Copeland Forest
Stewardship Initiative
Banner image © David Kennedy

September 2011

Copeland Forest Stewardship Initiative Launched

bike riding in Copeland forestIf you visit the Copeland Forest for recreation and relaxation, we hope you will get involved in an innovative project to help put users of the Copeland Forest in the driver's seat. While the Ministry of Natural Resources will continue to have ultimate management control over Copeland, they are interested in working with those who use and love the forest to help with management decisions and participate in stewardship activities.

Over the next three years, the Couchiching Conservancy will be coordinating the creation of a Copeland Forest Stewardship Committee, comprised of people like you who like to do anything from ski and snowshoe to horseback ride and picnic in the Copeland Forest.
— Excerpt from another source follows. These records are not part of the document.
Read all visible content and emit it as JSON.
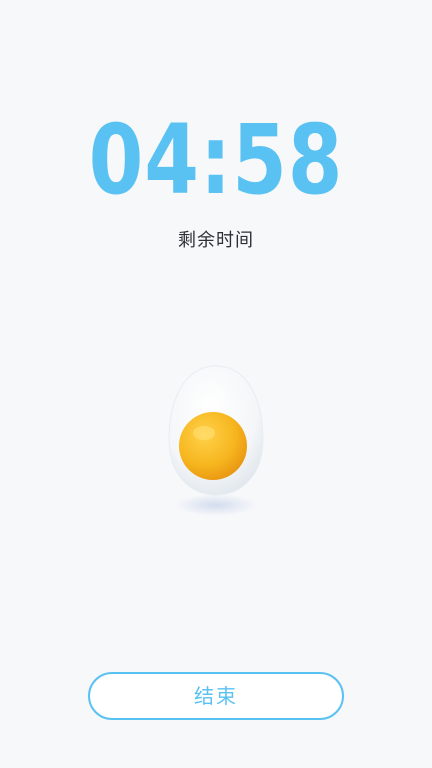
{
  "timer": {
    "remaining": "04:58",
    "label": "剩余时间"
  },
  "egg": {
    "icon": "fried-egg-icon"
  },
  "actions": {
    "end_label": "结束"
  },
  "colors": {
    "accent": "#5ac2f3",
    "background": "#f7f8fa",
    "text": "#2d2f33",
    "yolk": "#f6b51e"
  }
}
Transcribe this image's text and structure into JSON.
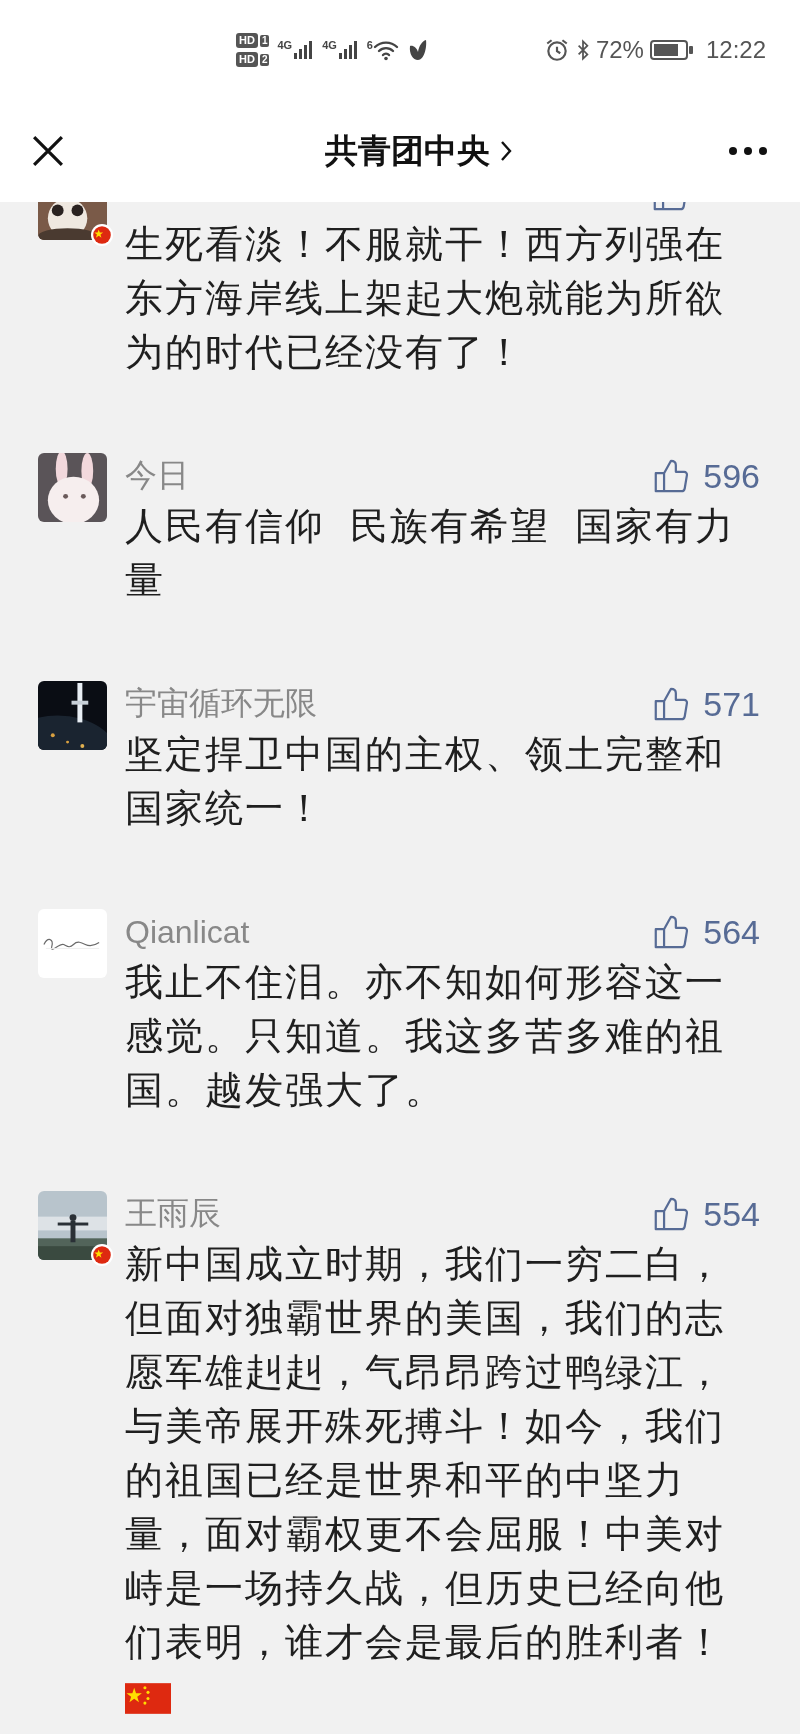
{
  "status_bar": {
    "sim_badges": [
      {
        "label": "HD",
        "slot": "1"
      },
      {
        "label": "HD",
        "slot": "2"
      }
    ],
    "networks": [
      "4G",
      "4G"
    ],
    "wifi_label": "6",
    "battery": "72%",
    "time": "12:22"
  },
  "header": {
    "title": "共青团中央"
  },
  "comments": [
    {
      "kind": "partial",
      "flag_badge": true,
      "text": "生死看淡！不服就干！西方列强在东方海岸线上架起大炮就能为所欲为的时代已经没有了！",
      "trailing_flag": false
    },
    {
      "kind": "full",
      "flag_badge": false,
      "name": "今日",
      "likes": "596",
      "text": "人民有信仰  民族有希望  国家有力量",
      "trailing_flag": false
    },
    {
      "kind": "full",
      "flag_badge": false,
      "name": "宇宙循环无限",
      "likes": "571",
      "text": "坚定捍卫中国的主权、领土完整和国家统一！",
      "trailing_flag": false
    },
    {
      "kind": "full",
      "flag_badge": false,
      "name": "Qianlicat",
      "likes": "564",
      "text": "我止不住泪。亦不知如何形容这一感觉。只知道。我这多苦多难的祖国。越发强大了。",
      "trailing_flag": false
    },
    {
      "kind": "full",
      "flag_badge": true,
      "name": "王雨辰",
      "likes": "554",
      "text": "新中国成立时期，我们一穷二白，但面对独霸世界的美国，我们的志愿军雄赳赳，气昂昂跨过鸭绿江，与美帝展开殊死搏斗！如今，我们的祖国已经是世界和平的中坚力量，面对霸权更不会屈服！中美对峙是一场持久战，但历史已经向他们表明，谁才会是最后的胜利者！",
      "trailing_flag": true
    }
  ]
}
In the first phase, we are compiling scientific information such as a four-season biological inventory, a lichen study, aquatic species research, and a human footprint study. All of this information will ultimately help the stewardship committee make informed decisions. Additionally, we will be holding educational workshops (see "Wetlands and Watersheds" article) and speaking with as many people as possible about how you use the Copeland, how often, and what you value about it most.

If you would like to be involved, please join our mailing list, and/or contact Dorthea Hangaard: (705) 326-1620

Upcoming Event: Wetlands and Watersheds of the Copeland educational tour with David Hawke

Sunday September 18th

wetland scene

The Copeland Forest is the headwaters for three watersheds: The Coldwater, the Sturgeon, and the Willow.  Join local resident and Naturalist David Hawke on a three hour outing and discover why wetlands are such an important part of the ecosystem, where the Copeland watersheds flow to, and the difference between a swamp, a marsh, a bog and a fen.  David will also present how wetlands are evaluated by the Ministry of Natural Resources. 

Best known for his weekly nature column in the Orillia Packet and Times, David Hawke is also the author of Wetlands and Dave's Bloomin' Flower Guide.     

  • Time: 9 to Noon
  • Meet at the Martinville parking lot, line 3/Ingram Road. 
  • Easy terrain, under 3 kilometres, hiking boots or running shoes will work; bring water, a snack, and maybe some bug spray.
  • RSVP (705) 326-1620

A Rare and Precious Gem

forestAt 4,400 acres, the Copeland Forest is a particularly rare habitat type in this region: it is a mature upland deciduous forest large enough to support species that rely on "forest interior" habitat.

A wide variety of wildlife species including fisher and birds such as hawks, warblers, owls, and thrush, all rely on the deep woods provided by forest interior. The deep woods are less vulnerable to predators, extreme temperatures, and invasive species. Nestled on the edge of the Oro Moraine, the Copeland is also a key link in the Oro Moraine wildlife and vegetation corridor stretching from Craighurst to Bass Lake.

Increasingly, our forests are becoming fragmented islands of green, too small to support forest interior habitat. While forest cover is decreasing, human populations and development are increasing, and it is more important than ever to care for precious forests like the Copeland.